The BLS released the Employment Situation Summary for December today and it was another relatively good report overall. The U-3 unemployment rate decline again to 8.5% (8.3% without the seasonal adjustment) and the more inclusive (but not ideal) U-6 rate declined even more from 15.6% to 15.2%. The Establishment Survey portion of the summary (a survey of businesses) showed job creation of 200,000 for the month (212,000 private sector with a 12,000 loss from government) with strong input from logistics and distribution and manufacturing.

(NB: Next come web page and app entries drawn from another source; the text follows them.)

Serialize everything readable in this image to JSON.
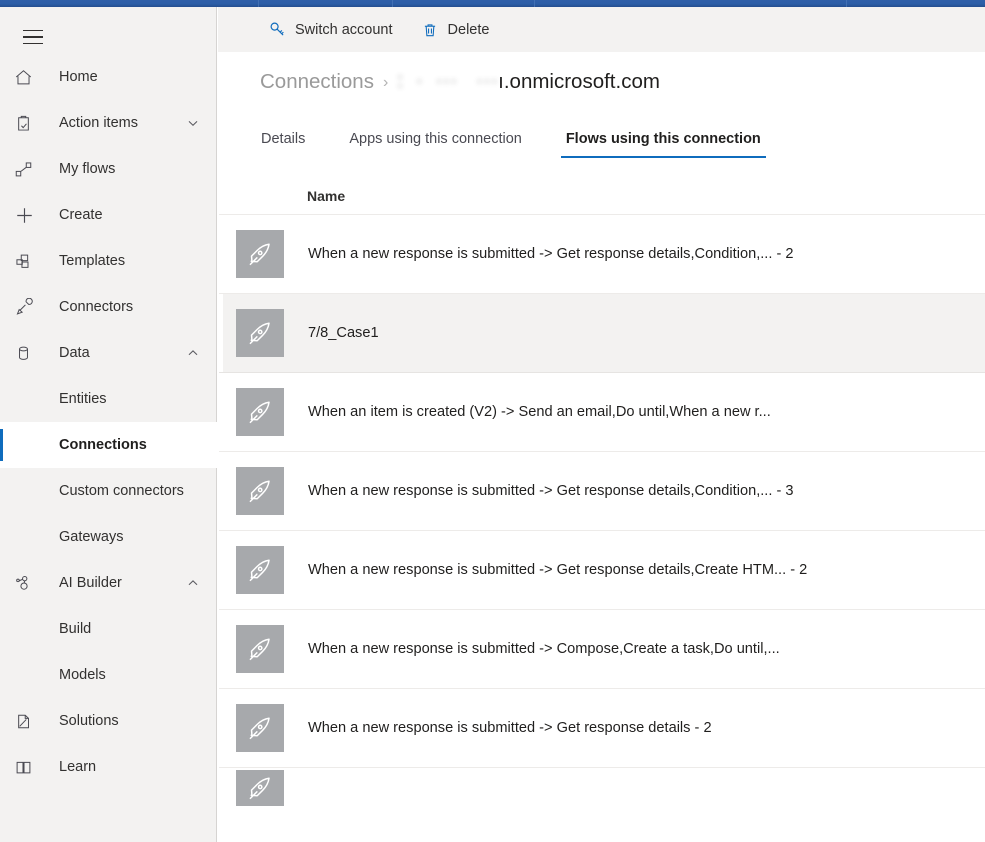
{
  "theme": {
    "accent": "#0f6cbd",
    "chrome_blue": "#2c5ea7",
    "sidebar_bg": "#f3f2f1",
    "content_bg": "#ffffff",
    "row_highlight": "#f3f2f1",
    "divider": "#edebe9",
    "flow_icon_bg": "#a7a9ac",
    "text_primary": "#201f1e",
    "text_secondary": "#9a9a9a"
  },
  "sidebar": {
    "menu_toggle_name": "hamburger-menu",
    "items": [
      {
        "label": "Home",
        "icon": "home-icon",
        "level": "top",
        "chevron": "",
        "selected": false
      },
      {
        "label": "Action items",
        "icon": "clipboard-check-icon",
        "level": "top",
        "chevron": "down",
        "selected": false
      },
      {
        "label": "My flows",
        "icon": "flow-icon",
        "level": "top",
        "chevron": "",
        "selected": false
      },
      {
        "label": "Create",
        "icon": "plus-icon",
        "level": "top",
        "chevron": "",
        "selected": false
      },
      {
        "label": "Templates",
        "icon": "templates-icon",
        "level": "top",
        "chevron": "",
        "selected": false
      },
      {
        "label": "Connectors",
        "icon": "plug-icon",
        "level": "top",
        "chevron": "",
        "selected": false
      },
      {
        "label": "Data",
        "icon": "database-icon",
        "level": "top",
        "chevron": "up",
        "selected": false
      },
      {
        "label": "Entities",
        "icon": "",
        "level": "sub",
        "chevron": "",
        "selected": false
      },
      {
        "label": "Connections",
        "icon": "",
        "level": "sub",
        "chevron": "",
        "selected": true
      },
      {
        "label": "Custom connectors",
        "icon": "",
        "level": "sub",
        "chevron": "",
        "selected": false
      },
      {
        "label": "Gateways",
        "icon": "",
        "level": "sub",
        "chevron": "",
        "selected": false
      },
      {
        "label": "AI Builder",
        "icon": "ai-builder-icon",
        "level": "top",
        "chevron": "up",
        "selected": false
      },
      {
        "label": "Build",
        "icon": "",
        "level": "sub",
        "chevron": "",
        "selected": false
      },
      {
        "label": "Models",
        "icon": "",
        "level": "sub",
        "chevron": "",
        "selected": false
      },
      {
        "label": "Solutions",
        "icon": "solutions-icon",
        "level": "top",
        "chevron": "",
        "selected": false
      },
      {
        "label": "Learn",
        "icon": "book-icon",
        "level": "top",
        "chevron": "",
        "selected": false
      }
    ]
  },
  "command_bar": {
    "buttons": [
      {
        "label": "Switch account",
        "icon": "key-icon",
        "name": "switch-account-button"
      },
      {
        "label": "Delete",
        "icon": "trash-icon",
        "name": "delete-button"
      }
    ]
  },
  "breadcrumb": {
    "parent": "Connections",
    "separator": "›",
    "current_redacted_prefix": ":  ·  ···   ···",
    "current_visible_suffix": "ı.onmicrosoft.com"
  },
  "tabs": [
    {
      "label": "Details",
      "active": false
    },
    {
      "label": "Apps using this connection",
      "active": false
    },
    {
      "label": "Flows using this connection",
      "active": true
    }
  ],
  "flows_table": {
    "columns": [
      "Name"
    ],
    "rows": [
      {
        "name": "When a new response is submitted -> Get response details,Condition,... - 2",
        "icon": "rocket-icon",
        "highlight": false
      },
      {
        "name": "7/8_Case1",
        "icon": "rocket-icon",
        "highlight": true
      },
      {
        "name": "When an item is created (V2) -> Send an email,Do until,When a new r...",
        "icon": "rocket-icon",
        "highlight": false
      },
      {
        "name": "When a new response is submitted -> Get response details,Condition,... - 3",
        "icon": "rocket-icon",
        "highlight": false
      },
      {
        "name": "When a new response is submitted -> Get response details,Create HTM... - 2",
        "icon": "rocket-icon",
        "highlight": false
      },
      {
        "name": "When a new response is submitted -> Compose,Create a task,Do until,...",
        "icon": "rocket-icon",
        "highlight": false
      },
      {
        "name": "When a new response is submitted -> Get response details - 2",
        "icon": "rocket-icon",
        "highlight": false
      },
      {
        "name": "",
        "icon": "rocket-icon",
        "highlight": false
      }
    ]
  }
}
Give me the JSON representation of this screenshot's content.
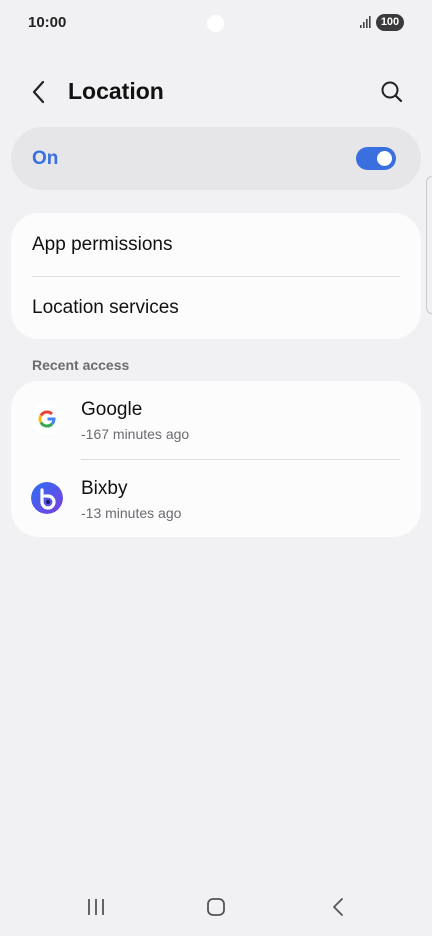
{
  "status_bar": {
    "time": "10:00",
    "battery": "100",
    "signal_icon": "signal-bars-icon"
  },
  "header": {
    "title": "Location",
    "back_icon": "chevron-left-icon",
    "search_icon": "search-icon"
  },
  "master_switch": {
    "label": "On",
    "state": true,
    "accent": "#3a6fe0"
  },
  "settings": {
    "items": [
      {
        "label": "App permissions"
      },
      {
        "label": "Location services"
      }
    ]
  },
  "recent_access": {
    "header": "Recent access",
    "items": [
      {
        "name": "Google",
        "time": "-167 minutes ago",
        "icon": "google-logo-icon"
      },
      {
        "name": "Bixby",
        "time": "-13 minutes ago",
        "icon": "bixby-logo-icon"
      }
    ]
  },
  "nav_bar": {
    "recents_icon": "recents-icon",
    "home_icon": "home-icon",
    "back_icon": "back-icon"
  }
}
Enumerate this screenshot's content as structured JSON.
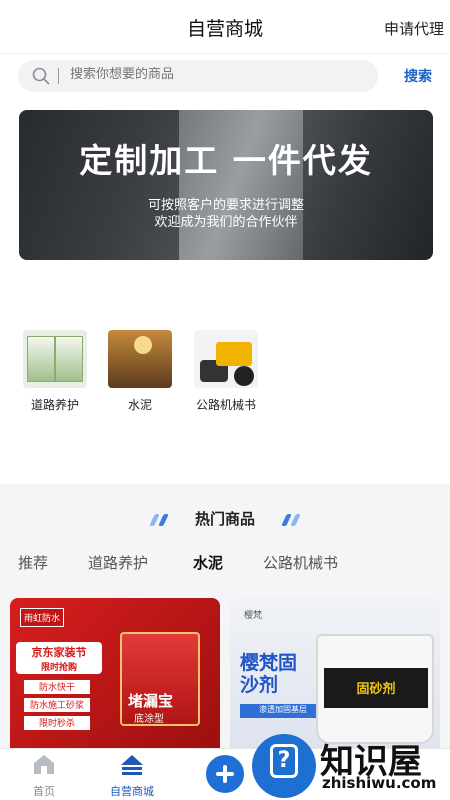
{
  "header": {
    "title": "自营商城",
    "agent_link": "申请代理"
  },
  "search": {
    "placeholder": "搜索你想要的商品",
    "button_label": "搜索"
  },
  "banner": {
    "headline": "定制加工 一件代发",
    "line1": "可按照客户的要求进行调整",
    "line2": "欢迎成为我们的合作伙伴"
  },
  "categories": [
    {
      "label": "道路养护"
    },
    {
      "label": "水泥"
    },
    {
      "label": "公路机械书"
    }
  ],
  "hot_section": {
    "title": "热门商品",
    "deco_color": "#3a7be0"
  },
  "tabs": [
    {
      "label": "推荐"
    },
    {
      "label": "道路养护"
    },
    {
      "label": "水泥",
      "active": true
    },
    {
      "label": "公路机械书"
    }
  ],
  "products": [
    {
      "brand": "雨虹防水",
      "promo_title": "京东家装节",
      "promo_sub": "限时抢购",
      "rows": [
        "防水快干",
        "防水施工砂浆",
        "限时秒杀"
      ],
      "name": "堵漏宝",
      "subname": "底涂型"
    },
    {
      "brand": "樱梵",
      "name": "樱梵固沙剂",
      "tag": "渗透加固基层",
      "bucket_label": "固砂剂"
    }
  ],
  "bottom_nav": [
    {
      "label": "首页",
      "icon": "home-icon"
    },
    {
      "label": "自营商城",
      "icon": "mall-icon",
      "active": true
    }
  ],
  "watermark": {
    "text": "知识屋",
    "url": "zhishiwu.com",
    "icon": "question-icon"
  }
}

October was revised up slightly and November was revised down slightly (November still gets one more revision next month). The Household Survey (the one we get the unemployment rate from) showed that the labor force participation rate stayed at 64% and the employment-population ratio stayed at 58.5%, although the number of discouraged workers fell (with the BLS noting that “Among the marginally attached, there were 945,000 discouraged workers in December, a decrease of 373,000 from a year earlier. (The data are not seasonally adjusted.) Discouraged workers are persons not currently looking for work because they believe no jobs are available for them.”). That is a pretty big decline and shows that while people may not be returning to the workforce in droves, they have appeared to have adjusted their lives so that working is no longer something they are considering pursuit of (ie retirement, stay at home parents, etc).
Overall, this was a pretty good report and showed that job growth is continuing (1.9 million private sector jobs created last year in the Establishment Survey) and may even be accelerating with the continued declines we have seen in the initial unemployment claims data that has been coming out (Thursday’s was down the the 370’s for the week, not seen since May of 08). I personally believe that the labor force participation rates are not going to climb much this year, as due to the severity and length of the recession, many of those that dropped out have likely made adjustments to their lifestyles (ie retirement/stay at home/etc) and will not have a desire to return to the workforce just yet (and this appears to be bearing out int the data with the large yearly decline in the discouraged workers numbers). With a labor force participation rate between 64 and 64.5, we should see continued declines in the unemployment rate with current levels of job creation. While not ideal, the economy should benefit as more people who want/need to work find jobs coupled with the reduction in debt levels we have seen on personal balance sheets.
Finally, make note of next month’s report, as it will feature the benchmark revisions to the last year of Establishment Survey data (based on actual tax returns). I expect this to show that the BLS actually UNDERESTIMATED job creation last year and that the revision will add to last years job creation totals.